▶ **What to work on**: Your task is to find every line of the listing that includes "augue" and copy it.

:: Task data ::

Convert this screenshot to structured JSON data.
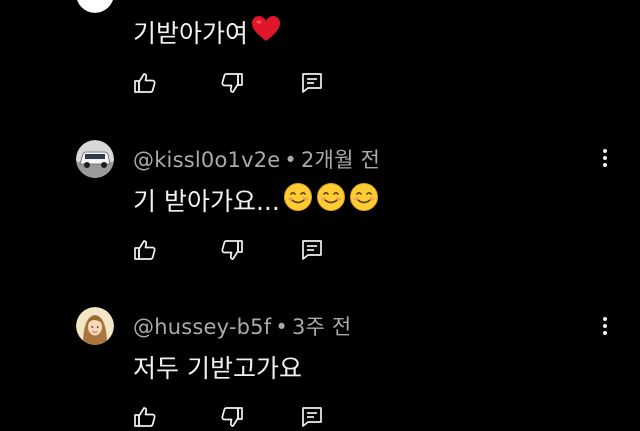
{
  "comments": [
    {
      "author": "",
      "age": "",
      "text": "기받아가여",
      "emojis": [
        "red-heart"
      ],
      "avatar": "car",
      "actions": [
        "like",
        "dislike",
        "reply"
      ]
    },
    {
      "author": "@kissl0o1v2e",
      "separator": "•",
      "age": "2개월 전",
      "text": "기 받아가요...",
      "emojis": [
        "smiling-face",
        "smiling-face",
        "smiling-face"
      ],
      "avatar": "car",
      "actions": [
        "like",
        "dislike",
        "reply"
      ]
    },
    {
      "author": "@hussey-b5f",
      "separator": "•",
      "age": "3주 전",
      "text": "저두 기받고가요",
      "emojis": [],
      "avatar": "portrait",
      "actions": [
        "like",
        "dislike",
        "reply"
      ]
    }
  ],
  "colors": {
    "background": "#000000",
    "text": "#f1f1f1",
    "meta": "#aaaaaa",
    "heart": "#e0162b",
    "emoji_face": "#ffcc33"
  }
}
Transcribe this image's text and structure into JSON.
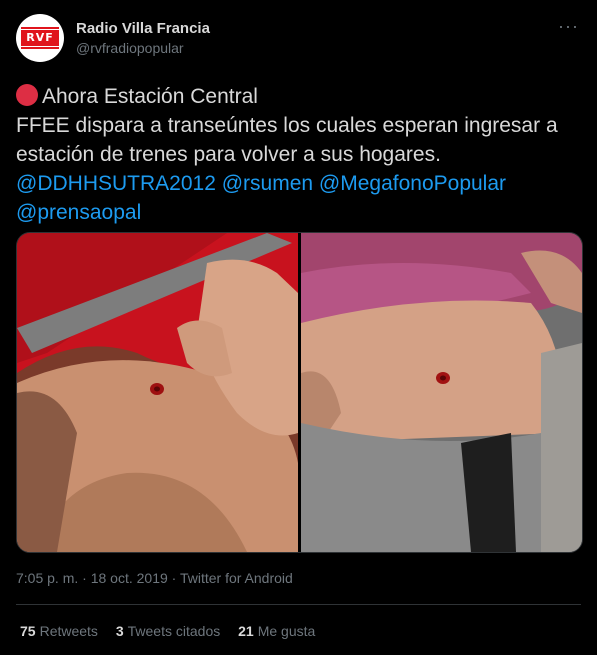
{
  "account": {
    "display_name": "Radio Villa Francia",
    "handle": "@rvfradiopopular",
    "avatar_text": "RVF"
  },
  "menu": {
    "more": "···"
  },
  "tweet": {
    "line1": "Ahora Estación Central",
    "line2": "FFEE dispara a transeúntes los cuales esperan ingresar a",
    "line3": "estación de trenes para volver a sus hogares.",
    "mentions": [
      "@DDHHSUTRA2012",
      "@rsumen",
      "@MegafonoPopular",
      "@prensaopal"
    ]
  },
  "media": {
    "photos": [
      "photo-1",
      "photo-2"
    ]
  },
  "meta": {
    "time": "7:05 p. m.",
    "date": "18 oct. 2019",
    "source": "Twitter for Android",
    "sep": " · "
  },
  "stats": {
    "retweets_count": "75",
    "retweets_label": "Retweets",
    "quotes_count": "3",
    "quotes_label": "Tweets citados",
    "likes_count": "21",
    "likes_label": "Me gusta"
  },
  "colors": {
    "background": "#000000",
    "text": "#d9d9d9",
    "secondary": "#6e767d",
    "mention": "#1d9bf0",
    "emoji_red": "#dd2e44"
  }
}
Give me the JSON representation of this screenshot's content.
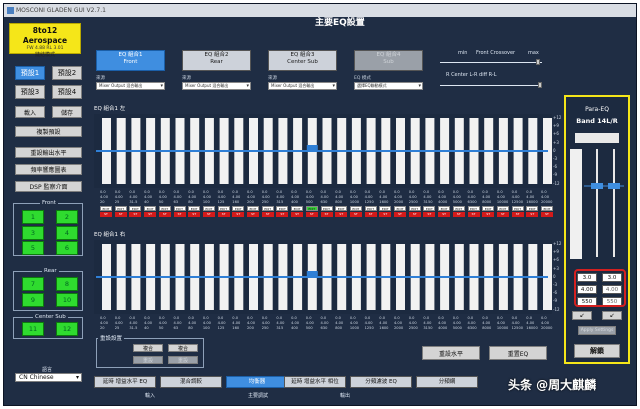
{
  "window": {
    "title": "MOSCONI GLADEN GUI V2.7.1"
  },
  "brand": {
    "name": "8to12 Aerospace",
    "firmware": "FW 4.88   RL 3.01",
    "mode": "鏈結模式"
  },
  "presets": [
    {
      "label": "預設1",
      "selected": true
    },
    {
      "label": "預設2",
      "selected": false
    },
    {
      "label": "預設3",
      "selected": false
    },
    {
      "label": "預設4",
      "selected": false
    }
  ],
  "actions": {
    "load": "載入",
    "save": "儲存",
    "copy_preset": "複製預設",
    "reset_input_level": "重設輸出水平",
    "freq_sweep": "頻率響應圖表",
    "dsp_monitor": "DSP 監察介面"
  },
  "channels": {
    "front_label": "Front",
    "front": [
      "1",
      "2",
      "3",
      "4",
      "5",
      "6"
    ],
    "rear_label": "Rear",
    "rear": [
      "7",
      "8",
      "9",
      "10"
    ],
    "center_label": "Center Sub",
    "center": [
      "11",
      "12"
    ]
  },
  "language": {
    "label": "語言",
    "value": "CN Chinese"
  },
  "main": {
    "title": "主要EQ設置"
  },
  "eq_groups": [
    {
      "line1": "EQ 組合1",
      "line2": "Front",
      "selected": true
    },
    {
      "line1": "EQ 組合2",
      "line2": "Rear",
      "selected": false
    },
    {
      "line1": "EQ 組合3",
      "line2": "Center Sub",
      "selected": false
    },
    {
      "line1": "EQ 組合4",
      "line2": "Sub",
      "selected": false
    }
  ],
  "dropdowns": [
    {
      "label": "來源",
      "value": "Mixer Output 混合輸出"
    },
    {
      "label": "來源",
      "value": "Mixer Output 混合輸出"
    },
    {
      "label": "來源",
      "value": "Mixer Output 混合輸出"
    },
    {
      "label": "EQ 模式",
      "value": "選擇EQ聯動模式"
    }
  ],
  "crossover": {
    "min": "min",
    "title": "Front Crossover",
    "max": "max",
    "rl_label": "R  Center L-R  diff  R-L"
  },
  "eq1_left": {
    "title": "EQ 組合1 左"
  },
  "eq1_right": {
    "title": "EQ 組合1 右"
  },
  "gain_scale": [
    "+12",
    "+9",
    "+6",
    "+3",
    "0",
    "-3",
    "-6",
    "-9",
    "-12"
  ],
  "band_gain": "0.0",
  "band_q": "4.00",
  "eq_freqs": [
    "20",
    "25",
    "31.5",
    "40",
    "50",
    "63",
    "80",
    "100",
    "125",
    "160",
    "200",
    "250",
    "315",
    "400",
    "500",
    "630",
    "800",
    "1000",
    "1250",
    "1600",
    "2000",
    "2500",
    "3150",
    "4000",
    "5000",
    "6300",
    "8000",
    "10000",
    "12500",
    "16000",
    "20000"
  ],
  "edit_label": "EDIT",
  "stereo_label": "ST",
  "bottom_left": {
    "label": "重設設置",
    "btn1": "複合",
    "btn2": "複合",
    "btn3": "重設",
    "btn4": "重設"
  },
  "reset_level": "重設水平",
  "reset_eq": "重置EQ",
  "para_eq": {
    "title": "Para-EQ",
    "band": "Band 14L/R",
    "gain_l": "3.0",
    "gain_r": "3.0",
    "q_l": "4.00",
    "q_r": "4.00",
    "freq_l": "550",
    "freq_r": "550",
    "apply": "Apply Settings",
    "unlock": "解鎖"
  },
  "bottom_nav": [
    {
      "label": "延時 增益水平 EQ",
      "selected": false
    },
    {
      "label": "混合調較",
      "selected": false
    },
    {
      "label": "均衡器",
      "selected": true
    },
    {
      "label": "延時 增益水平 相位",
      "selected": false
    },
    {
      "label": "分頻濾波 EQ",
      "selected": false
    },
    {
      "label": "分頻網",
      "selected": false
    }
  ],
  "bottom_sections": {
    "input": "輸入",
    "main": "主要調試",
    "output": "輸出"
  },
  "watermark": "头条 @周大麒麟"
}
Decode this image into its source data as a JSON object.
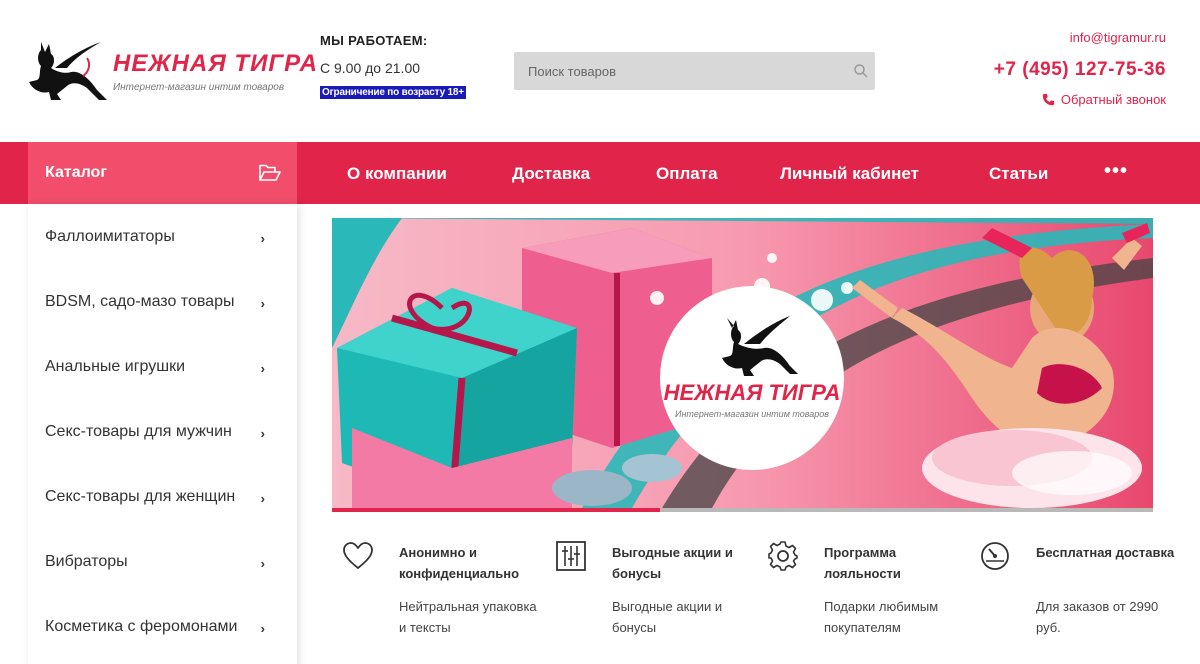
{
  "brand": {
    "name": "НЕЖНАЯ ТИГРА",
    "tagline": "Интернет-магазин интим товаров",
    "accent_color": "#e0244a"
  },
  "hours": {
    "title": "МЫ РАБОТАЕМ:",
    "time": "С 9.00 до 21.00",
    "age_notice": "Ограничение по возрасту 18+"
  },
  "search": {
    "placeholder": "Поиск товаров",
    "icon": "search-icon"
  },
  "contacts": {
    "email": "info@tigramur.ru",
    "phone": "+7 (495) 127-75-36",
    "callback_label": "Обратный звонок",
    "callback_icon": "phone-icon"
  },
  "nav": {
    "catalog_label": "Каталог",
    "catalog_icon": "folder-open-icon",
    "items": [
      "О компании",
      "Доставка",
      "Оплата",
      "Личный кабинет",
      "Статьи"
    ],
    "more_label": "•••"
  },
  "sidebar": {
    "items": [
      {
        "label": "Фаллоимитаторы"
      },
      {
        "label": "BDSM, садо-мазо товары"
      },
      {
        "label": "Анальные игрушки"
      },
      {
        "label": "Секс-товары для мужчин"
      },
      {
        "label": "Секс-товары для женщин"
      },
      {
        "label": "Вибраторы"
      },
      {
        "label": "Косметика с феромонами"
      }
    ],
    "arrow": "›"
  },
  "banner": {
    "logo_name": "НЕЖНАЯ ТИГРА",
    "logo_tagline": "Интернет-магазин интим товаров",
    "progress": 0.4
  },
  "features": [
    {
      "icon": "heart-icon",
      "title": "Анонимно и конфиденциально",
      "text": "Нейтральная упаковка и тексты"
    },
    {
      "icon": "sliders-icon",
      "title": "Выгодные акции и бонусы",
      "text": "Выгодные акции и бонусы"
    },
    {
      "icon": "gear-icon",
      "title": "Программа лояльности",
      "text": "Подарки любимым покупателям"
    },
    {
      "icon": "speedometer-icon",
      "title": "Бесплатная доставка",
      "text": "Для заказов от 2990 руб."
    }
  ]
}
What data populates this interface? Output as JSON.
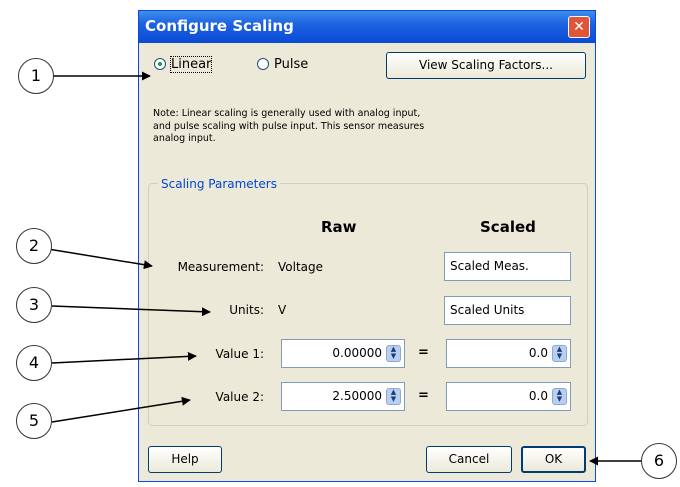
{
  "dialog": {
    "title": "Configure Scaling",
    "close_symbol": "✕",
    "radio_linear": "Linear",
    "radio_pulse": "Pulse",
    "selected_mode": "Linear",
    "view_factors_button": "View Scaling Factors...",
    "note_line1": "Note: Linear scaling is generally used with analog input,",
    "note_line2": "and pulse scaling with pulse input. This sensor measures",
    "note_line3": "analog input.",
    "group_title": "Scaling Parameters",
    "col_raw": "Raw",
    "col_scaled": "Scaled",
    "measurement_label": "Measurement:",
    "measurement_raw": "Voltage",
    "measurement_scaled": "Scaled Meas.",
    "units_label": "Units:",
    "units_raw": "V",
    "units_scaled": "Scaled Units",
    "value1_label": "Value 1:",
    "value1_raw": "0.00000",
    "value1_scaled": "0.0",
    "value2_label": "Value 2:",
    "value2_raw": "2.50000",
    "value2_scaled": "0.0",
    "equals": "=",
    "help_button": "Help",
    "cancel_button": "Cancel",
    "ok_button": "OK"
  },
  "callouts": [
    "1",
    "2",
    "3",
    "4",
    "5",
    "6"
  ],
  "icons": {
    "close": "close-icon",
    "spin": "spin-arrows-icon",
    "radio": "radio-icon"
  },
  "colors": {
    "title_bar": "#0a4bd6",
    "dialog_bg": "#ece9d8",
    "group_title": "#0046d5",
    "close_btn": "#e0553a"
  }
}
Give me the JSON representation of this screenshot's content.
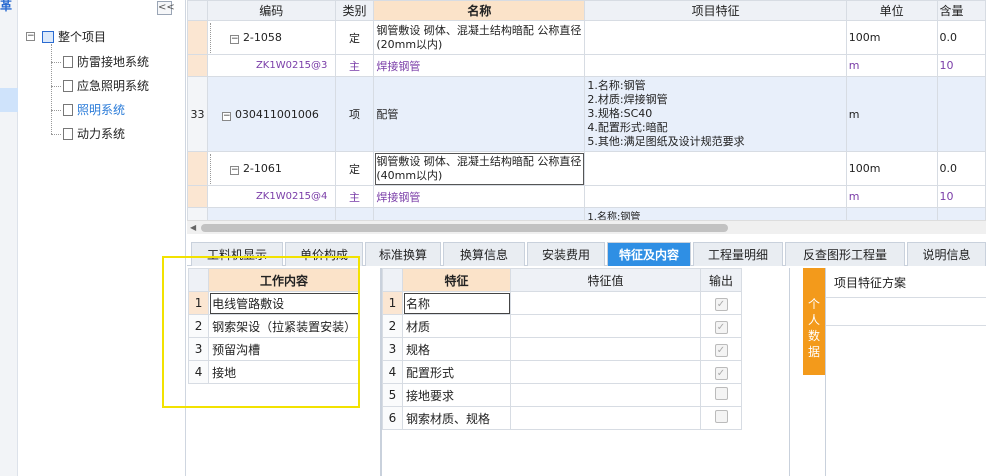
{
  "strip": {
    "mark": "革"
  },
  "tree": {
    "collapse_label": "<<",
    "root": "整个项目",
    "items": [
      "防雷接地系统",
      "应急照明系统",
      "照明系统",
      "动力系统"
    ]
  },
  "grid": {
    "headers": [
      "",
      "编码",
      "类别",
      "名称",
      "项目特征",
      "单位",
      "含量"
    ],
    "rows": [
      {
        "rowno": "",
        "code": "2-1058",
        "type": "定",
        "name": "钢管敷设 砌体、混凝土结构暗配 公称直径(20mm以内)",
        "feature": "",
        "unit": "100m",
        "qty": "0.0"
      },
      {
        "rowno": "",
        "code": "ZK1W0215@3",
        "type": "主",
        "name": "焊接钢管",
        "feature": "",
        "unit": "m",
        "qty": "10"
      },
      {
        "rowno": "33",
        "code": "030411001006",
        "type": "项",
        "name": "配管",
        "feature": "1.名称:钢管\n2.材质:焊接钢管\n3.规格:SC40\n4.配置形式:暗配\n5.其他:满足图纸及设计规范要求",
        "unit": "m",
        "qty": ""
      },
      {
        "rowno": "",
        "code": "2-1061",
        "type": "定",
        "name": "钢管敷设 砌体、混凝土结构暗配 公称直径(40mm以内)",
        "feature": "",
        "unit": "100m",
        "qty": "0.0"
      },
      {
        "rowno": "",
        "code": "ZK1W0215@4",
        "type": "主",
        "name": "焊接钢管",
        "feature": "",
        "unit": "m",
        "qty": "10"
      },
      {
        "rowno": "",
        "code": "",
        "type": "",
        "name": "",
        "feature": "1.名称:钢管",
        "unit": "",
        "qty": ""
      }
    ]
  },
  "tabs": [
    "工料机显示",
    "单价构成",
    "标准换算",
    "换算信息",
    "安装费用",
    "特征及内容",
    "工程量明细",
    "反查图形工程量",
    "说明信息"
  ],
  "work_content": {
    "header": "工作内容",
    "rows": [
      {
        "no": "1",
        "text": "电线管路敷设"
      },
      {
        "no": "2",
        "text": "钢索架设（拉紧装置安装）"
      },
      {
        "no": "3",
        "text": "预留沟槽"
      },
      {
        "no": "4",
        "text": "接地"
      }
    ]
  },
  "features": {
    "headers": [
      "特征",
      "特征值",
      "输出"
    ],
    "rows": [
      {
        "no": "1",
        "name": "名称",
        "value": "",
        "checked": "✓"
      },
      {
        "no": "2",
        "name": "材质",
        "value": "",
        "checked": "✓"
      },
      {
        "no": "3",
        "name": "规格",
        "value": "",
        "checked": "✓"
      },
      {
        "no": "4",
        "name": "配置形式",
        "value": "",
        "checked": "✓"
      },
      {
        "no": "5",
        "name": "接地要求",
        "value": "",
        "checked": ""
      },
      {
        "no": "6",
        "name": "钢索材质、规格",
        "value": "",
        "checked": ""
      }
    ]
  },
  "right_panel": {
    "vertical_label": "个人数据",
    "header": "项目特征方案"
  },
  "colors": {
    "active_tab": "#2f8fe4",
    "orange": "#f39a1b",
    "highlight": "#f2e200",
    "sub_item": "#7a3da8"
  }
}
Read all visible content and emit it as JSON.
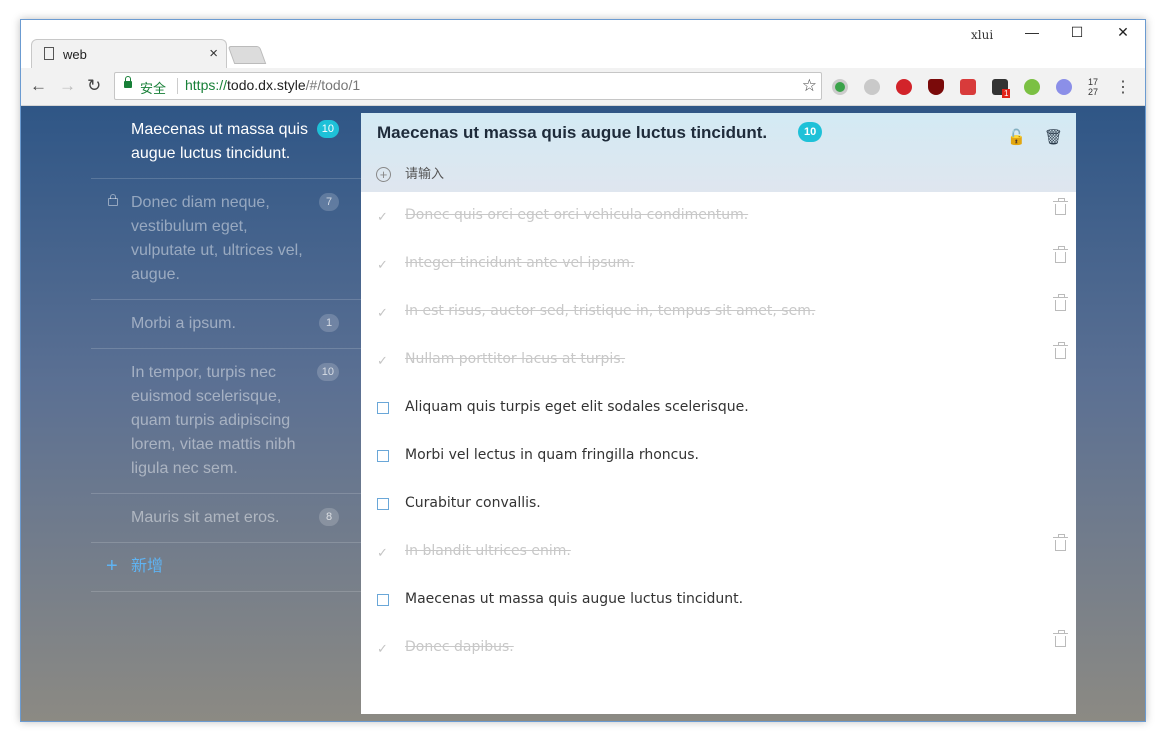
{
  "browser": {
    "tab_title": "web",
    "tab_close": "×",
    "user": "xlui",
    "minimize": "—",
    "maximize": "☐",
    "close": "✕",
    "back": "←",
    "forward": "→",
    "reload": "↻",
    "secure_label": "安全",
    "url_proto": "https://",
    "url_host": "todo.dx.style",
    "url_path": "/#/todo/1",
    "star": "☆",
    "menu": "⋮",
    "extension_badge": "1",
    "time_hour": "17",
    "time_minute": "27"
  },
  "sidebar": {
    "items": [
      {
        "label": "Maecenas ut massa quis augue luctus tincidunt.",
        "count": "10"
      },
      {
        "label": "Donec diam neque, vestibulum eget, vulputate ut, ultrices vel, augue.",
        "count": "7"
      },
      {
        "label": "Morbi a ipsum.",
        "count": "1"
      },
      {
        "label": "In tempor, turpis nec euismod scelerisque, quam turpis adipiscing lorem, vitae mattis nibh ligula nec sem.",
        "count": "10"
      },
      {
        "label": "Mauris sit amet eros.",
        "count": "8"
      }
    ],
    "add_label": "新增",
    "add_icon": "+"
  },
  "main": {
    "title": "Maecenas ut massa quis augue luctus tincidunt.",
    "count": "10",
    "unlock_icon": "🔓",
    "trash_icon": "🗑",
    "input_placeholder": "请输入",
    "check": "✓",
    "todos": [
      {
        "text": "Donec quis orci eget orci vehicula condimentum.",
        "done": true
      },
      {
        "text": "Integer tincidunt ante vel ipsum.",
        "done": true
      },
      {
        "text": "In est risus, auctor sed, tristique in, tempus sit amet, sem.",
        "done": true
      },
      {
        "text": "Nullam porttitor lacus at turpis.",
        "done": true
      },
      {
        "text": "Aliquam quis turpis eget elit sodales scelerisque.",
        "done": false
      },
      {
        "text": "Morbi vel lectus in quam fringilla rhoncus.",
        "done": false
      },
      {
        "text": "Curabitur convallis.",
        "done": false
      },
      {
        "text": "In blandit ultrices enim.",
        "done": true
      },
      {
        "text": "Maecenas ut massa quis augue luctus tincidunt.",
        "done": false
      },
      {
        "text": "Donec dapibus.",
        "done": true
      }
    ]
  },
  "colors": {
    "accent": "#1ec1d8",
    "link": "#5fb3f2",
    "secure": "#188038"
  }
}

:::

▶ **Solution to the exercise**:
        "label": "Maecenas ut massa quis augue luctus tincidunt.",
        "label": "Donec diam neque, vestibulum eget, vulputate ut, ultrices vel, augue.",
    "title": "Maecenas ut massa quis augue luctus tincidunt.",
        "text": "Maecenas ut massa quis augue luctus tincidunt.",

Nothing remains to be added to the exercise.